■ **Exercise prompt**: The answer must be every line below that contains the string "limit".

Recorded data
BEGIN

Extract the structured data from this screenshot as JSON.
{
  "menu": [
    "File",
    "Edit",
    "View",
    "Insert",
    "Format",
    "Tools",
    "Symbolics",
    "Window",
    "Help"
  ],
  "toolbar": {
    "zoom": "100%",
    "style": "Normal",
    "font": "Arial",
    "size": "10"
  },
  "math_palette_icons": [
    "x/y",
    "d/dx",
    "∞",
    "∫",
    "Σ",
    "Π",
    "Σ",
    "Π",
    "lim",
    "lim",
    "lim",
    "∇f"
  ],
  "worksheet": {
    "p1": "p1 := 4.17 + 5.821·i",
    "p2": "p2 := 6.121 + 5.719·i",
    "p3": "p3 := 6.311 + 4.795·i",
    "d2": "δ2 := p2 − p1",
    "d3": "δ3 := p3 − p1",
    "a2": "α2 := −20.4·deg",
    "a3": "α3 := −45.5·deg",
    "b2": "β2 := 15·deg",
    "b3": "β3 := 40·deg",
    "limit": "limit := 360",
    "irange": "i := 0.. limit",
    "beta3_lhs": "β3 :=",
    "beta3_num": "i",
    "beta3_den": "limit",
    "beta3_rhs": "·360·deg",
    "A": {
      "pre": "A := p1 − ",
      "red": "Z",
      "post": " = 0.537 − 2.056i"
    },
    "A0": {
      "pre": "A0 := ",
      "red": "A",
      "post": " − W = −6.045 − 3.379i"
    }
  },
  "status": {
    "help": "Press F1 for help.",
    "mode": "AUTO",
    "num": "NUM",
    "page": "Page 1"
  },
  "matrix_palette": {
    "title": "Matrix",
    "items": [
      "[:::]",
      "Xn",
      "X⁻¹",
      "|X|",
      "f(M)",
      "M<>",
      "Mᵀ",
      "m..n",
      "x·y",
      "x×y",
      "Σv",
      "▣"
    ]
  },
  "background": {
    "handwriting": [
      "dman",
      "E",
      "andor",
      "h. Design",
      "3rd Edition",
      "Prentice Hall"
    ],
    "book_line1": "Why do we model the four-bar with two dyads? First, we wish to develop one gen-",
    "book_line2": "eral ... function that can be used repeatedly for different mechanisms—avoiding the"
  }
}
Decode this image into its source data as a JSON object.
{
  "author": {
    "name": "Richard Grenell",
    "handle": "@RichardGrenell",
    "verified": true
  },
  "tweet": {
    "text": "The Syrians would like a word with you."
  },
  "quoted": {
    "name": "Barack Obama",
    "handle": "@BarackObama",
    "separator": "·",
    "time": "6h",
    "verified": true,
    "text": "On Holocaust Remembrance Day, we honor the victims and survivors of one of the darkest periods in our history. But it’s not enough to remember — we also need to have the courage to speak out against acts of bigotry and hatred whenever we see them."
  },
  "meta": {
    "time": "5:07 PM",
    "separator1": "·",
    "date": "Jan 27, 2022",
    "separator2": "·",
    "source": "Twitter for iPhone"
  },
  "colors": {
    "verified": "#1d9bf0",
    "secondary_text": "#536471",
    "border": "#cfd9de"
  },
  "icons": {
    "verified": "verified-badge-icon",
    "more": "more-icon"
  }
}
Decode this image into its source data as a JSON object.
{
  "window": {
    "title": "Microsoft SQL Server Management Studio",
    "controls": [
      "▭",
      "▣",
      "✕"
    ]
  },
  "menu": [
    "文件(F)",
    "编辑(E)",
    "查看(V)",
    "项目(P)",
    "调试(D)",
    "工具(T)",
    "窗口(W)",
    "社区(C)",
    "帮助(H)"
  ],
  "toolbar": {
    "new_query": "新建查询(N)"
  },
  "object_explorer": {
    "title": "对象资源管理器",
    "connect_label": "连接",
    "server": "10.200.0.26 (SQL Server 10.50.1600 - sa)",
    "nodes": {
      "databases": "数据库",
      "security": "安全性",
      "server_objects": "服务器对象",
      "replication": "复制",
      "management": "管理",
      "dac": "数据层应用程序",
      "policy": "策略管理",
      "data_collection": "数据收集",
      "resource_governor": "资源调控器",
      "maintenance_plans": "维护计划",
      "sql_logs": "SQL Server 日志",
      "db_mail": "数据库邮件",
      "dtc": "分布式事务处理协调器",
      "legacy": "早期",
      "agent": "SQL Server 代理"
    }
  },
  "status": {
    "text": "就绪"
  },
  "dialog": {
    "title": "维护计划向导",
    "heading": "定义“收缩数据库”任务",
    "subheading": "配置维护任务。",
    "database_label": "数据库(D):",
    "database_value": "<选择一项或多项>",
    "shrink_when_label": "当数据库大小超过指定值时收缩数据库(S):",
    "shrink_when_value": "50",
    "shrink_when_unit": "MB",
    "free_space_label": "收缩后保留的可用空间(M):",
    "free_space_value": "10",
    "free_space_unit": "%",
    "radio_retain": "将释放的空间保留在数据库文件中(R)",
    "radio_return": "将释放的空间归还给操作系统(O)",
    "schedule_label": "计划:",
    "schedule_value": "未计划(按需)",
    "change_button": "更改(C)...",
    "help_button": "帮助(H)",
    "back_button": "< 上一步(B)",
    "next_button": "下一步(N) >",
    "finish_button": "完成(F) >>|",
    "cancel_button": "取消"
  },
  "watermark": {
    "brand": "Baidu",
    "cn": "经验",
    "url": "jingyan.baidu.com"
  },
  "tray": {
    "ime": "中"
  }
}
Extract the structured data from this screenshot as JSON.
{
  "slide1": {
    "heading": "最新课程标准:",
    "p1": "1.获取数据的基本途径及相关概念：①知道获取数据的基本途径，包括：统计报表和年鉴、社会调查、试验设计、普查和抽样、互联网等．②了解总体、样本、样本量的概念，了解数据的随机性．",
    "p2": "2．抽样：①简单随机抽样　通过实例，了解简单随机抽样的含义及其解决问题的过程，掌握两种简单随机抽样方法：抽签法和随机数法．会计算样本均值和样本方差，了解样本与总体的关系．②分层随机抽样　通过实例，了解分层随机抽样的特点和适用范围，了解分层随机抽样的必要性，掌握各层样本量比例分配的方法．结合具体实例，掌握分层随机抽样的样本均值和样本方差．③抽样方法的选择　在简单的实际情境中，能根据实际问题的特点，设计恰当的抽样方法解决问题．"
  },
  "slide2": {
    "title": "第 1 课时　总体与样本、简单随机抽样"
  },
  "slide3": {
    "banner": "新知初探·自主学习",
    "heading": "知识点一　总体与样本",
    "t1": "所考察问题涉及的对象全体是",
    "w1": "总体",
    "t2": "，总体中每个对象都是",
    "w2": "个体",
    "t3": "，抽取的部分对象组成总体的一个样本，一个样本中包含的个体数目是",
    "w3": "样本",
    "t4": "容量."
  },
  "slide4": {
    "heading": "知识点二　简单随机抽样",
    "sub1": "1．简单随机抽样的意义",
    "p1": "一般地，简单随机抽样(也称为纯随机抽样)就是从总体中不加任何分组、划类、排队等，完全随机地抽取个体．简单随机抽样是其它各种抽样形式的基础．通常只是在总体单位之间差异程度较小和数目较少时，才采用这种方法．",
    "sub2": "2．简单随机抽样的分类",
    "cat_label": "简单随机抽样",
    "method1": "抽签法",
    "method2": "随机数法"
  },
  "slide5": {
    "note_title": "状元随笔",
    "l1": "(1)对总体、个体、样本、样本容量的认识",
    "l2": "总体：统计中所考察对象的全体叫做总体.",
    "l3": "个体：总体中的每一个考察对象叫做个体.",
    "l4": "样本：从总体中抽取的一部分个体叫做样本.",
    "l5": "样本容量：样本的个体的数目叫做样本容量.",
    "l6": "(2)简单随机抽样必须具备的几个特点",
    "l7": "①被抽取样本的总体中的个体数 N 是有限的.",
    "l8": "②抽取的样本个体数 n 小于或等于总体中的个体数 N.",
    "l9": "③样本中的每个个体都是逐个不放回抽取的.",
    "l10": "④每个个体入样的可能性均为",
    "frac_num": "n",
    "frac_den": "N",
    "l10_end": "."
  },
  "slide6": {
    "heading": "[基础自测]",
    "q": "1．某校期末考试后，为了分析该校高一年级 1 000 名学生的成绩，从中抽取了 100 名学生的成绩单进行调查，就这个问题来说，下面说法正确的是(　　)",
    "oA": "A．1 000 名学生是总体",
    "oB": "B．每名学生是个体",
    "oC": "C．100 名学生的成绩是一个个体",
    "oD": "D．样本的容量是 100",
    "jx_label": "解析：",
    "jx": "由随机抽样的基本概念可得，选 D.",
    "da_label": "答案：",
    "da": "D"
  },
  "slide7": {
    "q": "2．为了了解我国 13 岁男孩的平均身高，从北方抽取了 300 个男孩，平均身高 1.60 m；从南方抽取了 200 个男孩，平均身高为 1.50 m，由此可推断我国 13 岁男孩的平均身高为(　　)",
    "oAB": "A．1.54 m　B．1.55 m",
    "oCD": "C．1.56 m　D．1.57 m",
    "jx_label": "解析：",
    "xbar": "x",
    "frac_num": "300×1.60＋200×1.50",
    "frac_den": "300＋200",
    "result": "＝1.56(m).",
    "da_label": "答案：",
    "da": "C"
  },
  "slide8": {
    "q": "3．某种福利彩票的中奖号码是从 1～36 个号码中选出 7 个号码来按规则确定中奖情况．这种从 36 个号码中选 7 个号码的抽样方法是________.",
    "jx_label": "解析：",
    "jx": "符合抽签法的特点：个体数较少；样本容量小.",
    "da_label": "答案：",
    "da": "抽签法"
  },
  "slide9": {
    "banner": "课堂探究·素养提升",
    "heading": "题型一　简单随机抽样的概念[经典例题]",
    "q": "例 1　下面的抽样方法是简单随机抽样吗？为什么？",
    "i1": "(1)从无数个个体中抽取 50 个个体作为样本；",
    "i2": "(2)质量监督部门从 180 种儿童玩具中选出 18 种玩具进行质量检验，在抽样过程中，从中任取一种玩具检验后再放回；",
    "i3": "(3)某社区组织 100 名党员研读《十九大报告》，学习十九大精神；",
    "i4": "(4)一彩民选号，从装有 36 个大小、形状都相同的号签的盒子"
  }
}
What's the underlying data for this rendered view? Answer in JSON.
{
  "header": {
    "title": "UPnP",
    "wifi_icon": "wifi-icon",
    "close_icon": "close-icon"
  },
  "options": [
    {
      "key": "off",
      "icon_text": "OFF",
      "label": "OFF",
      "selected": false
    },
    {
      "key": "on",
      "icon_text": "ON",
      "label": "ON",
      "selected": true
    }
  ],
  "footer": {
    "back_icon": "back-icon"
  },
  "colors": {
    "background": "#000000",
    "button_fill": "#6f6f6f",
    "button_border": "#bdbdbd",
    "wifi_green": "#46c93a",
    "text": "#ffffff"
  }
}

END

■ **Exercise answer**:
    "limit": "limit := 360",
    "irange": "i := 0.. limit",
    "beta3_den": "limit",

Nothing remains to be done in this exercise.